# install.packages("devtools")
devtools::install_github("nproellochs/ReinforcementLearning")

Usage

This section shows the basic functionality of how to perform reinforcement learning. First, load the corresponding package ReinforcementLearning.

library(ReinforcementLearning)

The following example shows how to learn a reinforcement learning agent using input data in the form of sample sequences consisting of states, actions and rewards.
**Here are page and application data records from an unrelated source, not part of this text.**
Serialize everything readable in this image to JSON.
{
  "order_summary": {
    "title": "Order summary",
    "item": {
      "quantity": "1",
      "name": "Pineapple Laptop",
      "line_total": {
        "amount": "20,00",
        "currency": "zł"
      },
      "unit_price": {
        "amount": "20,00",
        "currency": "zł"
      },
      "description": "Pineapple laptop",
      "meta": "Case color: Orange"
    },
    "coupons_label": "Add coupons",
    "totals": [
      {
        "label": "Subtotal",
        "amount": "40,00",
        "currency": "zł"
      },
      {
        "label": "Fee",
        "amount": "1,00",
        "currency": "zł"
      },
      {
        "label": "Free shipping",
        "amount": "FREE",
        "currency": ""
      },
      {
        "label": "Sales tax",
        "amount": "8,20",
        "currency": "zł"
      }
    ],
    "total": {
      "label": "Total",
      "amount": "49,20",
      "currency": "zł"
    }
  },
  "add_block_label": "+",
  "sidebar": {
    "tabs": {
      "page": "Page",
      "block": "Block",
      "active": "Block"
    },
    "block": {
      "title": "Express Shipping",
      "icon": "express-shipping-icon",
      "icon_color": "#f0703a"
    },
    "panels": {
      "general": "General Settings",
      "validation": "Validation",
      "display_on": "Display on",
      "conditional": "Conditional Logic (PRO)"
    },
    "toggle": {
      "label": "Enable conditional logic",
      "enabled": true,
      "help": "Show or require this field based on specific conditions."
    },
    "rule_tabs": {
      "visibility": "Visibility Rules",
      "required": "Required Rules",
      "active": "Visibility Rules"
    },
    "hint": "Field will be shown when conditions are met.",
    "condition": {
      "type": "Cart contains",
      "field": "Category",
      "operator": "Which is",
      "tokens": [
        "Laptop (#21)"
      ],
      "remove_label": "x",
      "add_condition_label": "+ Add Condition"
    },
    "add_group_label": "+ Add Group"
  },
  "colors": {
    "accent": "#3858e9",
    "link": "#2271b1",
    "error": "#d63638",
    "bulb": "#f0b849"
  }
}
The result of the learning process is a state-action table and an optimal policy that defines the best possible action in each state.

# Generate sample experience in the form of state transition tuples
data <- sampleGridSequence(N = 1000)
head(data)
#>   State Action Reward NextState
#> 1    s4   left     -1        s4
#> 2    s2  right     -1        s3
#> 3    s2  right     -1        s3
#> 4    s3   left     -1        s2
#> 5    s4     up     -1        s4
#> 6    s1   down     -1        s2

# Define reinforcement learning parameters
control <- list(alpha = 0.1, gamma = 0.1, epsilon = 0.1)

# Perform reinforcement learning
model <- ReinforcementLearning(data, s = "State", a = "Action", r = "Reward", 
                               s_new = "NextState", control = control)

# Print result
print(model)
#> State-Action function Q
#>          right        up        down       left
#> s1 -1.09619438 -1.098533 -1.00183072 -1.0978962
#> s2 -0.01980279 -1.097758 -1.00252228 -1.0037977
#> s3 -0.02335524  9.884394 -0.01722548 -0.9985081
#> s4 -1.09616040 -1.106392 -1.10548631 -1.1059655
#> 
#> Policy
#>      s1      s2      s3      s4 
#>  "down" "right"    "up" "right" 
#> 
#> Reward (last iteration)
#> [1] -263

License

ReinforcementLearning is released under the MIT License

Copyright (c) 2018 Nicolas Pröllochs & Stefan Feuerriegel